Last week, social networking giant Facebook announced its decision to buy WhatsApp, a peer-to-peer messaging service linked through mobile numbers, for $19 billion (about Rs. 1,18,000 crore). HT takes a closer look at the finer nuances of how the bold move was probably guided by a carefully crafted strategy based on principles of game theory:
What does Facebook’s acquisition of WhatsApp mean for the buyer?
Facebook’s decision to buy WhatsApp for such a high price was probably based on its plans to make the next big venture into the mobile Internet arena, billed as the next big thing in the realm of social networking. WhatsApp, and some of its peers, could eventually make SMS dated. For Facebook, it was critical to embrace the emerging group messaging culture that is fast changing the grammar of social media communication. The deal brings on WhatsApp’s 450 million subscribers, of which 10% are in India, to its fold, enabling its immediate expansion as an on-the-move network from mostly desktops and smartphones.
Why did Facebook agree to pay such an expensive price for this purchase?

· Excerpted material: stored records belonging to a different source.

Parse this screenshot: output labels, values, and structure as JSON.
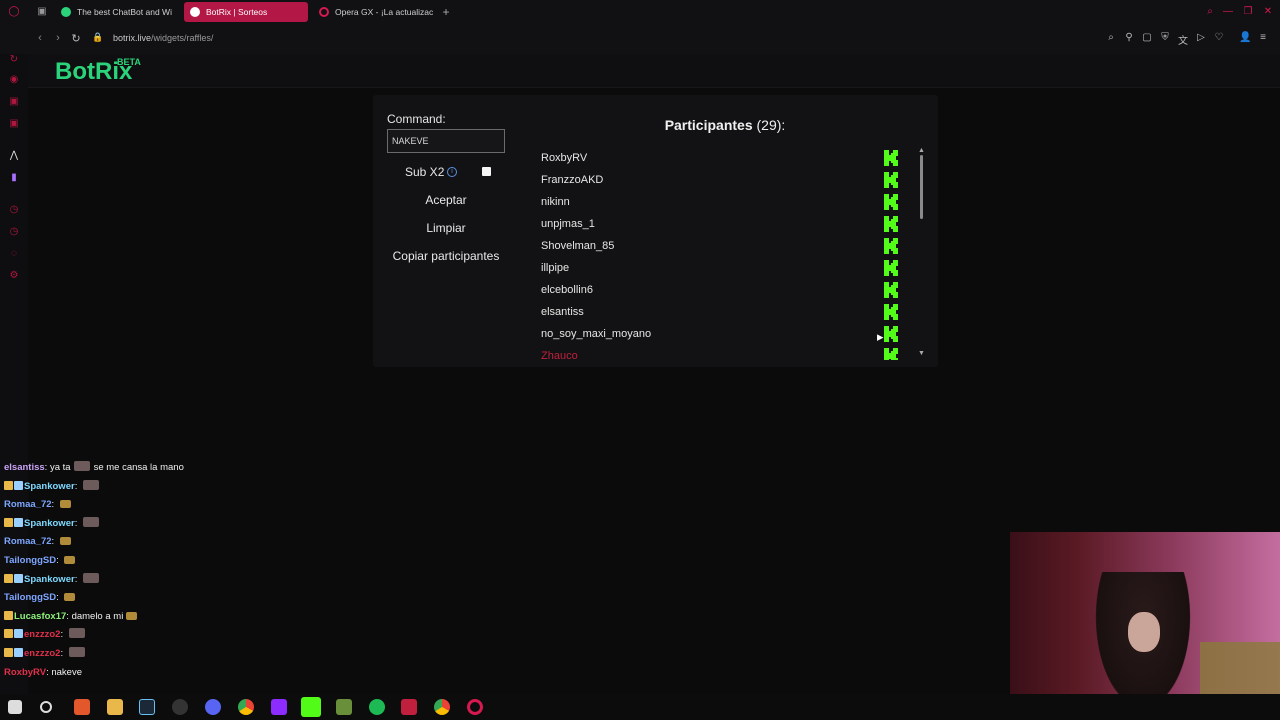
{
  "browser": {
    "tabs": [
      {
        "label": "The best ChatBot and Wi"
      },
      {
        "label": "BotRix | Sorteos"
      },
      {
        "label": "Opera GX - ¡La actualizac"
      }
    ],
    "url_host": "botrix.live",
    "url_path": "/widgets/raffles/"
  },
  "site": {
    "logo": "BotRix",
    "beta": "BETA"
  },
  "raffle": {
    "command_label": "Command:",
    "command_value": "NAKEVE",
    "subx2_label": "Sub X2",
    "accept_label": "Aceptar",
    "clear_label": "Limpiar",
    "copy_label": "Copiar participantes",
    "participants_title": "Participantes",
    "participants_count": "(29):",
    "participants": [
      {
        "name": "RoxbyRV"
      },
      {
        "name": "FranzzoAKD"
      },
      {
        "name": "nikinn"
      },
      {
        "name": "unpjmas_1"
      },
      {
        "name": "Shovelman_85"
      },
      {
        "name": "illpipe"
      },
      {
        "name": "elcebollin6"
      },
      {
        "name": "elsantiss"
      },
      {
        "name": "no_soy_maxi_moyano"
      },
      {
        "name": "Zhauco"
      }
    ],
    "kick_color": "#53fc18"
  },
  "chat": [
    {
      "user": "elsantiss",
      "color": "#c9a3f7",
      "msg": "ya ta",
      "emote": true,
      "msg2": "se me cansa la mano",
      "badges": 0
    },
    {
      "user": "Spankower",
      "color": "#7fd9ff",
      "msg": "",
      "emote": true,
      "badges": 2
    },
    {
      "user": "Romaa_72",
      "color": "#7ea6ff",
      "msg": "",
      "emote_small": true,
      "badges": 0
    },
    {
      "user": "Spankower",
      "color": "#7fd9ff",
      "msg": "",
      "emote": true,
      "badges": 2
    },
    {
      "user": "Romaa_72",
      "color": "#7ea6ff",
      "msg": "",
      "emote_small": true,
      "badges": 0
    },
    {
      "user": "TailonggSD",
      "color": "#7ea6ff",
      "msg": "",
      "emote_small": true,
      "badges": 0
    },
    {
      "user": "Spankower",
      "color": "#7fd9ff",
      "msg": "",
      "emote": true,
      "badges": 2
    },
    {
      "user": "TailonggSD",
      "color": "#7ea6ff",
      "msg": "",
      "emote_small": true,
      "badges": 0
    },
    {
      "user": "Lucasfox17",
      "color": "#8df27a",
      "msg": "damelo a mi",
      "emote_small": true,
      "badges": 1
    },
    {
      "user": "enzzzo2",
      "color": "#e0304a",
      "msg": "",
      "emote": true,
      "badges": 2
    },
    {
      "user": "enzzzo2",
      "color": "#e0304a",
      "msg": "",
      "emote": true,
      "badges": 2
    },
    {
      "user": "RoxbyRV",
      "color": "#e0304a",
      "msg": "nakeve",
      "badges": 0
    }
  ]
}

Facebook’s strategy was simple: price out rivals. There are now reports that Internet giant Google was also in active discussions to buy out WhatsApp. Initial reports had claimed that Google had bid $10 billion for the company, just about half of the amount Facebook offered. Later reports suggest that Google upped its offer for WhatsApp after it learned how much Facebook would eventually pay the messaging service. It is an example of a game theoretic exercise, where firms try to outthink each other.
What is game theory?
Game theory is a branch of mathematical economics first theorised by Jon Von Neumann in the 1930s. It involves the principles of probability in a multi-player world where each player (agent, firm) attaches a certain probability to the other players’ behaviour to an action he himself undertakes.
How does it work?
Game theory is best explained in the context of auctions. An auction is a non-cooperative game involving several players. Each player assumes that the other players would react in a certain way for every action of his. The strategies and tactics are based on this assumption. In mathematics, these are called as “mixed probabilities”. Facebook’s final price offer was based on a probability it had assigned about what other potential bidders — such as Google — may be willing to offer for WhatsApp. Likewise, Google’s reported $10 billion offer was also based on what it thought was probable for a competitor to offer.
Are there any specific examples involving Indian companies that can be cited that have used game theoretic tools?
Yes. The acquisition of a European steel maker by an Indian company (Tata Steel) in 2007 reflects the principles of a non-cooperative game theoretic strategy. After the bids were submitted, both the Indian company and its rival, a South American firm, were asked to participate in an auction to bag ownership of the target company. As the auction reached the ninth round, the Indian company announced the tactic saying that it would bid five pence more than whatever the South American rival bids. The strategy was based on the probability that the South American company would not bid beyond the certain point as the Indian company’s bid would anyway be higher by five pence than its rival’s. This move was based on the assumption that the probability of the rival continuing to bid beyond a certain level would be negligible. It turned out as planned.
What is Prisoner’s Dilemma?
Nash equilibrium, named after John Nash, Nobel prize winner and whose life the Oscar winning flick A Beautiful Mind was based, is the solution to ‘game’ where each player thinks about his best strategy irrespective of what others would be doing. Nash used a situation called the “Prisoner’s Dilemma” to students of psychology explaining the concept, where in a closed cell, a prisoner would rather seek to maximise his gains than to “cooperate”.